> _DATA_
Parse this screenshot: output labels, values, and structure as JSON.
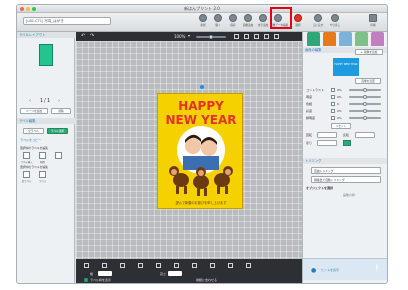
{
  "window": {
    "title": "新はんプリント 2.0",
    "document_name": "[LB1-CT1] 写真_はがき"
  },
  "toolbar": {
    "buttons": [
      {
        "label": "新規"
      },
      {
        "label": "開く"
      },
      {
        "label": "保存"
      },
      {
        "label": "画像追加"
      },
      {
        "label": "文字追加"
      },
      {
        "label": "画像データ編集"
      },
      {
        "label": "選択"
      },
      {
        "label": "元に戻す"
      },
      {
        "label": "やり直し"
      },
      {
        "label": "印刷"
      }
    ]
  },
  "left_panel": {
    "layout_header": "ラベルレイアウト",
    "pager": {
      "prev": "‹",
      "current": "1",
      "sep": "/",
      "total": "1",
      "next": "›"
    },
    "add_page": "ページを追加",
    "delete_page": "削除",
    "label_section": "ラベル編集",
    "all_labels": "全ラベル",
    "label_select": "ラベル選択",
    "label_copy": "ラベルをコピー",
    "selected_label_header": "選択中のラベルを編集",
    "selected_icons": [
      "ラベル挿入",
      "削除"
    ],
    "all_labels_header": "選択中のラベルを編集",
    "all_icons": [
      "全ラベル",
      "ラベル"
    ]
  },
  "canvas": {
    "zoom": "100%",
    "card": {
      "line1": "HAPPY",
      "line2": "NEW YEAR",
      "greeting": "謹んで新春のお慶びを申し上げます"
    },
    "label_info": "ラベル枠を表示",
    "paper_info": "用紙に合わせる",
    "width_label": "幅",
    "height_label": "高さ"
  },
  "right_panel": {
    "tabs": [
      "レイアウト",
      "画像",
      "文字",
      "配置",
      "描画"
    ],
    "image_edit_header": "画像の編集",
    "add_image_button": "+ 画像を追加",
    "thumb_text": "HAPPY NEW YEAR",
    "change_image_button": "画像を変更",
    "rows": [
      {
        "label": "コントラスト",
        "value": "0%"
      },
      {
        "label": "明度",
        "value": "0%"
      },
      {
        "label": "色相",
        "value": "0"
      },
      {
        "label": "彩度",
        "value": "0%"
      },
      {
        "label": "鮮明度",
        "value": "0%"
      }
    ],
    "reset_button": "リセット",
    "rotate_label": "回転",
    "flip_label": "反転",
    "fill_label": "塗り",
    "trimming_header": "トリミング",
    "trim_button_1": "自由トリミング",
    "trim_button_2": "顔検出で自動トリミング",
    "object_header": "オブジェクトを選択",
    "frame_label": "画像の枠",
    "hint": "ヒントを表示"
  },
  "colors": {
    "accent_green": "#2fa77a",
    "card_yellow": "#f6d100",
    "card_red": "#e4322b",
    "highlight_red": "#e60012",
    "canvas_gray": "#b9bcbf"
  }
}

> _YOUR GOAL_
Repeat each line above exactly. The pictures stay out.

> _TASK RESULT_
Parse this screenshot: output labels, values, and structure as JSON.
{
  "window": {
    "title": "新はんプリント 2.0",
    "document_name": "[LB1-CT1] 写真_はがき"
  },
  "toolbar": {
    "buttons": [
      {
        "label": "新規"
      },
      {
        "label": "開く"
      },
      {
        "label": "保存"
      },
      {
        "label": "画像追加"
      },
      {
        "label": "文字追加"
      },
      {
        "label": "画像データ編集"
      },
      {
        "label": "選択"
      },
      {
        "label": "元に戻す"
      },
      {
        "label": "やり直し"
      },
      {
        "label": "印刷"
      }
    ]
  },
  "left_panel": {
    "layout_header": "ラベルレイアウト",
    "pager": {
      "prev": "‹",
      "current": "1",
      "sep": "/",
      "total": "1",
      "next": "›"
    },
    "add_page": "ページを追加",
    "delete_page": "削除",
    "label_section": "ラベル編集",
    "all_labels": "全ラベル",
    "label_select": "ラベル選択",
    "label_copy": "ラベルをコピー",
    "selected_label_header": "選択中のラベルを編集",
    "selected_icons": [
      "ラベル挿入",
      "削除"
    ],
    "all_labels_header": "選択中のラベルを編集",
    "all_icons": [
      "全ラベル",
      "ラベル"
    ]
  },
  "canvas": {
    "zoom": "100%",
    "card": {
      "line1": "HAPPY",
      "line2": "NEW YEAR",
      "greeting": "謹んで新春のお慶びを申し上げます"
    },
    "label_info": "ラベル枠を表示",
    "paper_info": "用紙に合わせる",
    "width_label": "幅",
    "height_label": "高さ"
  },
  "right_panel": {
    "tabs": [
      "レイアウト",
      "画像",
      "文字",
      "配置",
      "描画"
    ],
    "image_edit_header": "画像の編集",
    "add_image_button": "+ 画像を追加",
    "thumb_text": "HAPPY NEW YEAR",
    "change_image_button": "画像を変更",
    "rows": [
      {
        "label": "コントラスト",
        "value": "0%"
      },
      {
        "label": "明度",
        "value": "0%"
      },
      {
        "label": "色相",
        "value": "0"
      },
      {
        "label": "彩度",
        "value": "0%"
      },
      {
        "label": "鮮明度",
        "value": "0%"
      }
    ],
    "reset_button": "リセット",
    "rotate_label": "回転",
    "flip_label": "反転",
    "fill_label": "塗り",
    "trimming_header": "トリミング",
    "trim_button_1": "自由トリミング",
    "trim_button_2": "顔検出で自動トリミング",
    "object_header": "オブジェクトを選択",
    "frame_label": "画像の枠",
    "hint": "ヒントを表示"
  },
  "colors": {
    "accent_green": "#2fa77a",
    "card_yellow": "#f6d100",
    "card_red": "#e4322b",
    "highlight_red": "#e60012",
    "canvas_gray": "#b9bcbf"
  }
}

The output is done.